Powered by Google
Editors' Picks
Arts + Books
Rec Room
- - - - - - - - - - - -
Adult Personals
Adult Classifieds
- - - - - - - - - - - -
FNX Radio
Band Guide
MassWeb Printing
- - - - - - - - - - - -
About Us
Contact Us
Advertise With Us
Work For Us
RSS Feeds
- - - - - - - - - - - -

sponsored links
- - - - - - - - - - - - -
Sex Toys - Adult  DVDs - Sexy  Lingerie

  E-Mail This Article to a Friend

Marlowe’s ghost
The ART pays homage to Dido, Queen of Carthage

Although Carthaginian queen Dido and Trojan hero Aeneas have been immortalized in operas by Purcell and Berlioz, Christopher Marlowe’s 1585 play Dido, Queen of Carthage is so little known that it’s omitted from Marlowe’s entry in The Oxford Companion to the Theatre. So why did Neil Bartlett, the renowned British adapter, translator, and director currently in residence at the American Repertory Theatre to stage its production, choose this play for his local debut?

Bartlett, who has owned a copy of Marlowe’s complete plays since his teenage years in Chichester, explains, "I’ve never directed a Marlowe play before. I don’t know if there’s ever been a production of this one in the United States. I never know why I choose the next play; it chooses me."

Mindful of how a specific theater, in this case the Loeb Drama Center, shapes the drama unfolding within its walls, the director continues, "I thought Marlowe’s Dido would be the right story for this space. It needs big stories and big words to fill this house. There’s something about the epic story of this piece, about immense passions, a geographical sweep. People are endlessly looking back to the Trojan War or looking ahead to the founding of the Roman Empire. I was interested by the challenge of the counterpoint between this text, which is extremely sexual and passionate, and that great big, rather bleak stage."

The tale of Dido and Aeneas takes place after the Trojan War has ended. Aeneas is wandering the seas in search of a new home and dreaming of a country named Italy. Shipwrecked by a storm, he lands on a beach near Carthage, which is ruled by Dido. Enter Juno, Jupiter, Venus, and Cupid, who peevishly determine the course of the mortals’ affair. Bartlett’s Cupid is Obie- and Bessie-winning performance artist John Kelly, who happens to be spending the year in residence at the Radcliffe Institute. A trained singer, Kelly will perform two arias in the play: Bartlett culled the texts from other Marlowe works and music director Laura Jeppesen set them to music by the 17th-century composer William Lawes. "Cupid is on stage the entire evening," says Bartlett. "He’s a very complex presence. At certain times, he does exactly what you’d expect little Cupid to do: he darts around with his wings, plays naughty, and acts quite charming. At other times, he transforms into a terrible creature, quite animal, very cruel, completely heartless. He has no human emotions at all. His only motives seem to be curiosity, cruelty, and pleasure."

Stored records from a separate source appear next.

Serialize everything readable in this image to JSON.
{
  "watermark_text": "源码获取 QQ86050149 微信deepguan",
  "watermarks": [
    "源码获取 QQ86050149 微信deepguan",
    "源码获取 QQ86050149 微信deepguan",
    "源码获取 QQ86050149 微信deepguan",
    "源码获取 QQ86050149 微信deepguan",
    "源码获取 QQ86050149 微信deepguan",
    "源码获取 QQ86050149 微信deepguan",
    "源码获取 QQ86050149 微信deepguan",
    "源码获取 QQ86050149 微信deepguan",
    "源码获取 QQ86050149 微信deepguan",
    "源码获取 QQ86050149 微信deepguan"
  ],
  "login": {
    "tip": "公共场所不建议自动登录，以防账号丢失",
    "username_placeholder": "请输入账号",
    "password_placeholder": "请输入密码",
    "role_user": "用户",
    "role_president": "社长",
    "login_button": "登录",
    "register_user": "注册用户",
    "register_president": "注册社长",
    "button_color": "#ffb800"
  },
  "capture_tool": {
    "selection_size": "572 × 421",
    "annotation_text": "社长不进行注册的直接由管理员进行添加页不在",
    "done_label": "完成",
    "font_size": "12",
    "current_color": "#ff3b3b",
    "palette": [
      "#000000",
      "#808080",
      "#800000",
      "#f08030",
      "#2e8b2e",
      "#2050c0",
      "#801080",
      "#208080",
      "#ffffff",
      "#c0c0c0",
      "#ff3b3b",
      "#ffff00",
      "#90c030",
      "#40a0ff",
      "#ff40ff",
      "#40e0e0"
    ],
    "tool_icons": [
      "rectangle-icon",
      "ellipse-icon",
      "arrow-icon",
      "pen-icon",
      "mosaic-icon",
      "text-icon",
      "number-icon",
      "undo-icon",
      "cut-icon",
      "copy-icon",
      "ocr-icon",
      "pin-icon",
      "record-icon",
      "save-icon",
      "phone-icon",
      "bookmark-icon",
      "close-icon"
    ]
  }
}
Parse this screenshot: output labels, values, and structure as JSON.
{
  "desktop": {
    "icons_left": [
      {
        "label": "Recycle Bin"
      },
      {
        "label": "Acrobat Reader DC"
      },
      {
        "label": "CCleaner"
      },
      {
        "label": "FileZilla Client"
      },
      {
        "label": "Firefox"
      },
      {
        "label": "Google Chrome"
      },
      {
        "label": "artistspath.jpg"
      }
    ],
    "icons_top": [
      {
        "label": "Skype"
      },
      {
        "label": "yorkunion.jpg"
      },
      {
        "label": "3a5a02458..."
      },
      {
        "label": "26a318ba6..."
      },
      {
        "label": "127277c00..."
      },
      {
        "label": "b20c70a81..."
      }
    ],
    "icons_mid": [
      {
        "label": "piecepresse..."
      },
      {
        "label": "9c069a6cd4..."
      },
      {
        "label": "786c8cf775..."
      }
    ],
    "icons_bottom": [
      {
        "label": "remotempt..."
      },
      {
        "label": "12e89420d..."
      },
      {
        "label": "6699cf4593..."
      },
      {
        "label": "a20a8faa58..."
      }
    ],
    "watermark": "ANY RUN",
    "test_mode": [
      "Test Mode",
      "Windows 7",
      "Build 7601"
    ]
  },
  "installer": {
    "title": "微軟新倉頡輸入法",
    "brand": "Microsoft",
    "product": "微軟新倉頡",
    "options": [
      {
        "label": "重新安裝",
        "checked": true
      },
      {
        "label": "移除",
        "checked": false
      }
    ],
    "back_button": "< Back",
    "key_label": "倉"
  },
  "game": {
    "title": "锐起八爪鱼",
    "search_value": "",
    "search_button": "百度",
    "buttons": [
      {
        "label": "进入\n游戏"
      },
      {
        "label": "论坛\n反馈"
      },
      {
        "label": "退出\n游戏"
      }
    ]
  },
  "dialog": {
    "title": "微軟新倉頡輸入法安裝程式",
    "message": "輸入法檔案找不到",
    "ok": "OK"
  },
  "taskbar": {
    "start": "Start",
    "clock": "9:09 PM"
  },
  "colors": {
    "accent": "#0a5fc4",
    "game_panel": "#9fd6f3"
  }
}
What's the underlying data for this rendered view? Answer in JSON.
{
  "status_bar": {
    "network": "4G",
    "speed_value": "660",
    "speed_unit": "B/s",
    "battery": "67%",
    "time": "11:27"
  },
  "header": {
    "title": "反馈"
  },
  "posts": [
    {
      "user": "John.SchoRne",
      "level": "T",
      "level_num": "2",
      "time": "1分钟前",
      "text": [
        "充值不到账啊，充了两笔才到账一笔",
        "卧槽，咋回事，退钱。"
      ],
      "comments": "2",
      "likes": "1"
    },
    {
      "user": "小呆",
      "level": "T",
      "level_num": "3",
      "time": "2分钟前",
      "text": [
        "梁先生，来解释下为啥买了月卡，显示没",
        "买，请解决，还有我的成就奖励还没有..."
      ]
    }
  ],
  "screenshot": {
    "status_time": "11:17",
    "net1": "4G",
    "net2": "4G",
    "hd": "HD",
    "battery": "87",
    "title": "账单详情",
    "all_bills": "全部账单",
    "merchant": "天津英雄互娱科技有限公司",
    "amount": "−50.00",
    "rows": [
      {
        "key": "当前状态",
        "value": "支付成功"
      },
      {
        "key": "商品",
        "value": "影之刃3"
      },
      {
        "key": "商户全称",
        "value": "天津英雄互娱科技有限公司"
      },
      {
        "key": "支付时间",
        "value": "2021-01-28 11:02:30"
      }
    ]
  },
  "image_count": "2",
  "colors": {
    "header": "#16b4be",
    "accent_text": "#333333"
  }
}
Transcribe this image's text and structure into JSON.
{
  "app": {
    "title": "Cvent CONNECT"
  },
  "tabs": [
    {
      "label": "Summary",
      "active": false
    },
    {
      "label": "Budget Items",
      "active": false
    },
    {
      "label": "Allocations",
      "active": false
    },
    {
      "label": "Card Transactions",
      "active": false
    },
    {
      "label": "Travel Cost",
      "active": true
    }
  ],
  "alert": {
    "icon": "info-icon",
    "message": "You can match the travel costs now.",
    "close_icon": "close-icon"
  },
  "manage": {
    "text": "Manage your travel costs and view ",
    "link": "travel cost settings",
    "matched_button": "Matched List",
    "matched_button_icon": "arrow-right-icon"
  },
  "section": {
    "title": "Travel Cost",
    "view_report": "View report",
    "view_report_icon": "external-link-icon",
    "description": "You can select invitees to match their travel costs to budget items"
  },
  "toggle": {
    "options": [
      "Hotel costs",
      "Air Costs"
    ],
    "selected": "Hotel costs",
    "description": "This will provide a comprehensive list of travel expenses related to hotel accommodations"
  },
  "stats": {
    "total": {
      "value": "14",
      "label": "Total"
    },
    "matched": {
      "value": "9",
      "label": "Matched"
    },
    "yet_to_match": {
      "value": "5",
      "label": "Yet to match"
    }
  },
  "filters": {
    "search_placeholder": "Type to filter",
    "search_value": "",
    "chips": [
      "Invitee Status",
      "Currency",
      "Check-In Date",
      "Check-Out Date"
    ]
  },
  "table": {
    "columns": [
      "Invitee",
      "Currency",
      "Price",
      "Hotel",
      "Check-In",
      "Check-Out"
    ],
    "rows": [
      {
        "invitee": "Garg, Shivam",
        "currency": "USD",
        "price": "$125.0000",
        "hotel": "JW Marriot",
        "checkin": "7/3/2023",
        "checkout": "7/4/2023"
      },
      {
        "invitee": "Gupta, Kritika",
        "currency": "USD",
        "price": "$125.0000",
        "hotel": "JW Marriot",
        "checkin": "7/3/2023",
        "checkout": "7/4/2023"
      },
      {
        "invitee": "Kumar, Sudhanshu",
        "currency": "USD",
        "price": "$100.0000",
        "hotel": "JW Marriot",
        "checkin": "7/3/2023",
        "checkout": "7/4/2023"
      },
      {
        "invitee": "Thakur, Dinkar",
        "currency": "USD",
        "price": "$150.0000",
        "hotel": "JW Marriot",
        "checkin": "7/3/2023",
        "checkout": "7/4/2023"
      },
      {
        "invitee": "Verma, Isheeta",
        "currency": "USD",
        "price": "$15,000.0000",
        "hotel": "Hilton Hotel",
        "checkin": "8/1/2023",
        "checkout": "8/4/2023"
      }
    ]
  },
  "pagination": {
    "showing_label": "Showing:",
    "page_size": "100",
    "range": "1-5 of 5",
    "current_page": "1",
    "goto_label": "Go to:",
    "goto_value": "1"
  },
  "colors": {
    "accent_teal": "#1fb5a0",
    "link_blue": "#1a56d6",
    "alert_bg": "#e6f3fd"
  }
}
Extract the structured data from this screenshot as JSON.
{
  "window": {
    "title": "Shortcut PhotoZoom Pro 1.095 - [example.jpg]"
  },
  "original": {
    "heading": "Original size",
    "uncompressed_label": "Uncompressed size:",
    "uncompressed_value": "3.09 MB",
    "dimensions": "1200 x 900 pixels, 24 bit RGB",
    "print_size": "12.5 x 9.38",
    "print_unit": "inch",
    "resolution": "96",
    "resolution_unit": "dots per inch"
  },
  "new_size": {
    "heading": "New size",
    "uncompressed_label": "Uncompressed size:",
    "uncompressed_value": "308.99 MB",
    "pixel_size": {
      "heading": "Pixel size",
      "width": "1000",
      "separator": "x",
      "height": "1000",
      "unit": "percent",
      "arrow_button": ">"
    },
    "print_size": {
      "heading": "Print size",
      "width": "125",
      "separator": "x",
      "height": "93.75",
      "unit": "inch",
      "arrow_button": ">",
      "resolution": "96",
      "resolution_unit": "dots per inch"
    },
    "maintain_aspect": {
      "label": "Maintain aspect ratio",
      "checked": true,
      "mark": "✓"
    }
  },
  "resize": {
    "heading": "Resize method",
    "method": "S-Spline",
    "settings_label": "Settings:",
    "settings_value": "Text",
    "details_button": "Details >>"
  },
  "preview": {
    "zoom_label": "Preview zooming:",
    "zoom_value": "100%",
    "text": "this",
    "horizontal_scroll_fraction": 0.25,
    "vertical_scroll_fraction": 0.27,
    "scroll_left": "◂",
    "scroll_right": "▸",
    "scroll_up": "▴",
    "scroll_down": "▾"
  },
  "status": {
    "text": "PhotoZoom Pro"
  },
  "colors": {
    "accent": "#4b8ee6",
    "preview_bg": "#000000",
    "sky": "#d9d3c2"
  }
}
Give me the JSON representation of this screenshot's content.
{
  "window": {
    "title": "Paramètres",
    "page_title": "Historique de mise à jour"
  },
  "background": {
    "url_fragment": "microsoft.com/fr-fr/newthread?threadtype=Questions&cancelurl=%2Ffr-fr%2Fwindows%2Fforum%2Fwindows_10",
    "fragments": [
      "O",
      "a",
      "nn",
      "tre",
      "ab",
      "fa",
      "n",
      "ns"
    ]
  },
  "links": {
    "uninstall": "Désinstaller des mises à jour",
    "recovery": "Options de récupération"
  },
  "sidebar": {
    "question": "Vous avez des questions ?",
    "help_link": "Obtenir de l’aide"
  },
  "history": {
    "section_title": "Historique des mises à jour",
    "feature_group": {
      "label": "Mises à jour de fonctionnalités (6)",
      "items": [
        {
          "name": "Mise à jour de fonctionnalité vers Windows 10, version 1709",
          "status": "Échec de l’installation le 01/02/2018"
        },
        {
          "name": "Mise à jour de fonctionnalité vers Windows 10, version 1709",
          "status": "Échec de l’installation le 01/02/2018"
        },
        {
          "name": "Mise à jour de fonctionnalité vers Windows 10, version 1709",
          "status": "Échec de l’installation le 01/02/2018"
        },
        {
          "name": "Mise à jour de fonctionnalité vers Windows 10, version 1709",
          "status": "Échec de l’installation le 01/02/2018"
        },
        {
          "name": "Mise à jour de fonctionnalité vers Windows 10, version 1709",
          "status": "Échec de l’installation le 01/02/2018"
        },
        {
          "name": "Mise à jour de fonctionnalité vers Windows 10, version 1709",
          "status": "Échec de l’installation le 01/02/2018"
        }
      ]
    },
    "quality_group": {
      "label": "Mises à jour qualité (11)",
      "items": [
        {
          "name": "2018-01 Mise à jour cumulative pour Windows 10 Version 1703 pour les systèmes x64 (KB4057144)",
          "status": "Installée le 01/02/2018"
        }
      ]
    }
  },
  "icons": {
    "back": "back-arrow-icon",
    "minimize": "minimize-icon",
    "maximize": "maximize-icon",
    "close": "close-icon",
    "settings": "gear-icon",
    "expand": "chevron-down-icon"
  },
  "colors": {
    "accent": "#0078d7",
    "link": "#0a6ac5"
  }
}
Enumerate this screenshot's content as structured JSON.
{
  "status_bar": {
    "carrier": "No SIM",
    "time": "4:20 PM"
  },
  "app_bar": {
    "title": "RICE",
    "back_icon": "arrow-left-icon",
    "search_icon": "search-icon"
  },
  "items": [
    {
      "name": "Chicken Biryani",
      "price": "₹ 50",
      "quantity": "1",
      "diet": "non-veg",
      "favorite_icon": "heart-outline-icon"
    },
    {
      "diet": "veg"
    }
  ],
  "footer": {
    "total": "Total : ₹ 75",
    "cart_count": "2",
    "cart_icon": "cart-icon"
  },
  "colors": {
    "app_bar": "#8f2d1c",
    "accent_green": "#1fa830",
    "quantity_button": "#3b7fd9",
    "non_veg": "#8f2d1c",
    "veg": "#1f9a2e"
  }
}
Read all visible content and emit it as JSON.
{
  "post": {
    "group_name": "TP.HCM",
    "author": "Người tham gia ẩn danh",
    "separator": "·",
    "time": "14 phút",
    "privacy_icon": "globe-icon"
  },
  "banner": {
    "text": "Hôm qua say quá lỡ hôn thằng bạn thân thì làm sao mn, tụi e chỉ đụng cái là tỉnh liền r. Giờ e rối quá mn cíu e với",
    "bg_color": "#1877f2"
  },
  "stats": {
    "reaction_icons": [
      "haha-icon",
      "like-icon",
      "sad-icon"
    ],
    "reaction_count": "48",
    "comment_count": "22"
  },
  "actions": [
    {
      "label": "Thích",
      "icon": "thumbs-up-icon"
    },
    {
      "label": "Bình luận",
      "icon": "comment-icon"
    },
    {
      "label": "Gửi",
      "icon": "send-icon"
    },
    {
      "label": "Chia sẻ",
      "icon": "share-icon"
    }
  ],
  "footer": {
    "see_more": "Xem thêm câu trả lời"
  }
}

Kelly will be dressed in a gold loincloth with wings that look, he says, as if they’d been "cut from the backbone of a bird." The actor describes his character as "profoundly trashy. He’s all the clichés, but he’s also menacing, mercurial. I’m summoning the hard and the soft, the dark and the light, the male and the female. The audience likes to know what’s going on. I feel I need to thwart them, to surprise them with the velocity, the detachment of this creature who wreaks havoc with people’s lives."

Bartlett, who is also an actor and a novelist with four books to his credit, has cast the other characters with a certain disregard for gender. He says, "No director ever sat in a rehearsal room and said, ‘Right, we really need to be shocking; we really want to piss people off.’ But I am known to be a gay artist; I’m known to be a troublemaker. All we want to do is tell the story, whatever it takes. I don’t think anyone should go and see a Marlowe play and come out saying, ‘Oh, that was nice.’ So long as people are not bored."

Dido, Queen of Carthage is presented by the American Repertory Theatre March 5 through 26 at the Loeb Drama Center, 64 Brattle Street in Harvard Square. Tickets are $12 to $72; call (617) 547-8300, or visit www.amrep.org

Issue Date: February 25 - March 3, 2005
Back to the Editor's Picks table of contents
  E-Mail This Article to a Friend

about the phoenix |  advertising info |  Webmaster |  work for us
Copyright © 2005 Phoenix Media/Communications Group